**Work order**:
Every record here needs to be retyped exactly.

**Data**:
------------------------------------

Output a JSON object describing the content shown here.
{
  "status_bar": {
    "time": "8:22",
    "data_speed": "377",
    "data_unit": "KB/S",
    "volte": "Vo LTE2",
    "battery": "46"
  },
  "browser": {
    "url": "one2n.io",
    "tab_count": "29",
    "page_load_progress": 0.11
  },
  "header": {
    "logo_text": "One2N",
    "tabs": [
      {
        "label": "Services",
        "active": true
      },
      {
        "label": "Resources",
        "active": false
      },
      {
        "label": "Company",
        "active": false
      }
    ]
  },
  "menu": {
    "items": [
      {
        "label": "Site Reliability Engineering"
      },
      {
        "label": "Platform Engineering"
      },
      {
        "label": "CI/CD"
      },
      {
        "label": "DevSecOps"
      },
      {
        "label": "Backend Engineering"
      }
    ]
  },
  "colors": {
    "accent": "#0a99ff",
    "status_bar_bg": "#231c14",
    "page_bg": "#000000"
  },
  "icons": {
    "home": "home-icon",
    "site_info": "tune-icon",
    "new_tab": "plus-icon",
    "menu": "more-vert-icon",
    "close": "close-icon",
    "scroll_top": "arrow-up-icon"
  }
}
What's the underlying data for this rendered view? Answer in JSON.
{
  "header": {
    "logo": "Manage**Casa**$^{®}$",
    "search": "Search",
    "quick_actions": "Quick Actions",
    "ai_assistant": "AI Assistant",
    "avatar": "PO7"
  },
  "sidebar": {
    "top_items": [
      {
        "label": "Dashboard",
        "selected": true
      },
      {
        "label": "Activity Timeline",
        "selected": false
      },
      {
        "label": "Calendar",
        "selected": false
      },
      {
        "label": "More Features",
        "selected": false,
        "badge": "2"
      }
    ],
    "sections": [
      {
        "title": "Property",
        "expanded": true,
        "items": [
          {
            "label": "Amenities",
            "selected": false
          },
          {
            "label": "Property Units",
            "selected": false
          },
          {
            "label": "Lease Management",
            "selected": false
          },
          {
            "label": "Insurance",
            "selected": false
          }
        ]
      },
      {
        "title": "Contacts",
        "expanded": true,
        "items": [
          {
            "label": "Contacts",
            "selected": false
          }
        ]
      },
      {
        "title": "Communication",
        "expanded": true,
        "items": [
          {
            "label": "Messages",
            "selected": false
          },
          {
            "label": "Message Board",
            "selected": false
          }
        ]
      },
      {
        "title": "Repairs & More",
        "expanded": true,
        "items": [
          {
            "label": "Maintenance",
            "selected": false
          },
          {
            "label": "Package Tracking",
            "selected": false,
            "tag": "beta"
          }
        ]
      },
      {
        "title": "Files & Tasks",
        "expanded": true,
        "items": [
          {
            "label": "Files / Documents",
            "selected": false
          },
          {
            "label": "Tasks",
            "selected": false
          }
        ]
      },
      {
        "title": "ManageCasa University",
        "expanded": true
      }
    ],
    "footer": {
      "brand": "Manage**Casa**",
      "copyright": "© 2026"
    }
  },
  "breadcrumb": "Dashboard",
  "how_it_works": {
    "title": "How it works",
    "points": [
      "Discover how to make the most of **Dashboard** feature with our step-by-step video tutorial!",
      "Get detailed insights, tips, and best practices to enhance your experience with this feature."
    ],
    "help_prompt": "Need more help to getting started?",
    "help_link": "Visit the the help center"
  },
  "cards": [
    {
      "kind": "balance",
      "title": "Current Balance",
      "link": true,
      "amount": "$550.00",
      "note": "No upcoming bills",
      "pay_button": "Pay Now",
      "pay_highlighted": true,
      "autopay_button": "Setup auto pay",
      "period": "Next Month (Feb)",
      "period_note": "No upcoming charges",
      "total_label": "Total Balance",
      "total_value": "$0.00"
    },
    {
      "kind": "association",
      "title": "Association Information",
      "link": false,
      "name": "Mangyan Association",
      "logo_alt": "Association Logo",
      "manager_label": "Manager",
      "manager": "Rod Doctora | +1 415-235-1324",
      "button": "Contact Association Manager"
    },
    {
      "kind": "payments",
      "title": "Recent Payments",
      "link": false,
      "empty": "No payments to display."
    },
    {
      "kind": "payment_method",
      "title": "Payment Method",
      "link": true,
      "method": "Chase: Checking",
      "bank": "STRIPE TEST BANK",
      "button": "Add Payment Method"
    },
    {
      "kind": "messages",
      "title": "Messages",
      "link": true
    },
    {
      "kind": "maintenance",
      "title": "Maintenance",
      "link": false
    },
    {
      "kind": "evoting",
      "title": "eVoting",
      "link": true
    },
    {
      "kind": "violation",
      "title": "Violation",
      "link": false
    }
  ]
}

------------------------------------

**Response**:
Output a JSON object describing the content shown here.
{
  "status_bar": {
    "time": "8:22",
    "data_speed": "377",
    "data_unit": "KB/S",
    "volte": "Vo LTE2",
    "battery": "46"
  },
  "browser": {
    "url": "one2n.io",
    "tab_count": "29",
    "page_load_progress": 0.11
  },
  "header": {
    "logo_text": "One2N",
    "tabs": [
      {
        "label": "Services",
        "active": true
      },
      {
        "label": "Resources",
        "active": false
      },
      {
        "label": "Company",
        "active": false
      }
    ]
  },
  "menu": {
    "items": [
      {
        "label": "Site Reliability Engineering"
      },
      {
        "label": "Platform Engineering"
      },
      {
        "label": "CI/CD"
      },
      {
        "label": "DevSecOps"
      },
      {
        "label": "Backend Engineering"
      }
    ]
  },
  "colors": {
    "accent": "#0a99ff",
    "status_bar_bg": "#231c14",
    "page_bg": "#000000"
  },
  "icons": {
    "home": "home-icon",
    "site_info": "tune-icon",
    "new_tab": "plus-icon",
    "menu": "more-vert-icon",
    "close": "close-icon",
    "scroll_top": "arrow-up-icon"
  }
}
What's the underlying data for this rendered view? Answer in JSON.
{
  "header": {
    "logo": "Manage**Casa**$^{®}$",
    "search": "Search",
    "quick_actions": "Quick Actions",
    "ai_assistant": "AI Assistant",
    "avatar": "PO7"
  },
  "sidebar": {
    "top_items": [
      {
        "label": "Dashboard",
        "selected": true
      },
      {
        "label": "Activity Timeline",
        "selected": false
      },
      {
        "label": "Calendar",
        "selected": false
      },
      {
        "label": "More Features",
        "selected": false,
        "badge": "2"
      }
    ],
    "sections": [
      {
        "title": "Property",
        "expanded": true,
        "items": [
          {
            "label": "Amenities",
            "selected": false
          },
          {
            "label": "Property Units",
            "selected": false
          },
          {
            "label": "Lease Management",
            "selected": false
          },
          {
            "label": "Insurance",
            "selected": false
          }
        ]
      },
      {
        "title": "Contacts",
        "expanded": true,
        "items": [
          {
            "label": "Contacts",
            "selected": false
          }
        ]
      },
      {
        "title": "Communication",
        "expanded": true,
        "items": [
          {
            "label": "Messages",
            "selected": false
          },
          {
            "label": "Message Board",
            "selected": false
          }
        ]
      },
      {
        "title": "Repairs & More",
        "expanded": true,
        "items": [
          {
            "label": "Maintenance",
            "selected": false
          },
          {
            "label": "Package Tracking",
            "selected": false,
            "tag": "beta"
          }
        ]
      },
      {
        "title": "Files & Tasks",
        "expanded": true,
        "items": [
          {
            "label": "Files / Documents",
            "selected": false
          },
          {
            "label": "Tasks",
            "selected": false
          }
        ]
      },
      {
        "title": "ManageCasa University",
        "expanded": true
      }
    ],
    "footer": {
      "brand": "Manage**Casa**",
      "copyright": "© 2026"
    }
  },
  "breadcrumb": "Dashboard",
  "how_it_works": {
    "title": "How it works",
    "points": [
      "Discover how to make the most of **Dashboard** feature with our step-by-step video tutorial!",
      "Get detailed insights, tips, and best practices to enhance your experience with this feature."
    ],
    "help_prompt": "Need more help to getting started?",
    "help_link": "Visit the the help center"
  },
  "cards": [
    {
      "kind": "balance",
      "title": "Current Balance",
      "link": true,
      "amount": "$550.00",
      "note": "No upcoming bills",
      "pay_button": "Pay Now",
      "pay_highlighted": true,
      "autopay_button": "Setup auto pay",
      "period": "Next Month (Feb)",
      "period_note": "No upcoming charges",
      "total_label": "Total Balance",
      "total_value": "$0.00"
    },
    {
      "kind": "association",
      "title": "Association Information",
      "link": false,
      "name": "Mangyan Association",
      "logo_alt": "Association Logo",
      "manager_label": "Manager",
      "manager": "Rod Doctora | +1 415-235-1324",
      "button": "Contact Association Manager"
    },
    {
      "kind": "payments",
      "title": "Recent Payments",
      "link": false,
      "empty": "No payments to display."
    },
    {
      "kind": "payment_method",
      "title": "Payment Method",
      "link": true,
      "method": "Chase: Checking",
      "bank": "STRIPE TEST BANK",
      "button": "Add Payment Method"
    },
    {
      "kind": "messages",
      "title": "Messages",
      "link": true
    },
    {
      "kind": "maintenance",
      "title": "Maintenance",
      "link": false
    },
    {
      "kind": "evoting",
      "title": "eVoting",
      "link": true
    },
    {
      "kind": "violation",
      "title": "Violation",
      "link": false
    }
  ]
}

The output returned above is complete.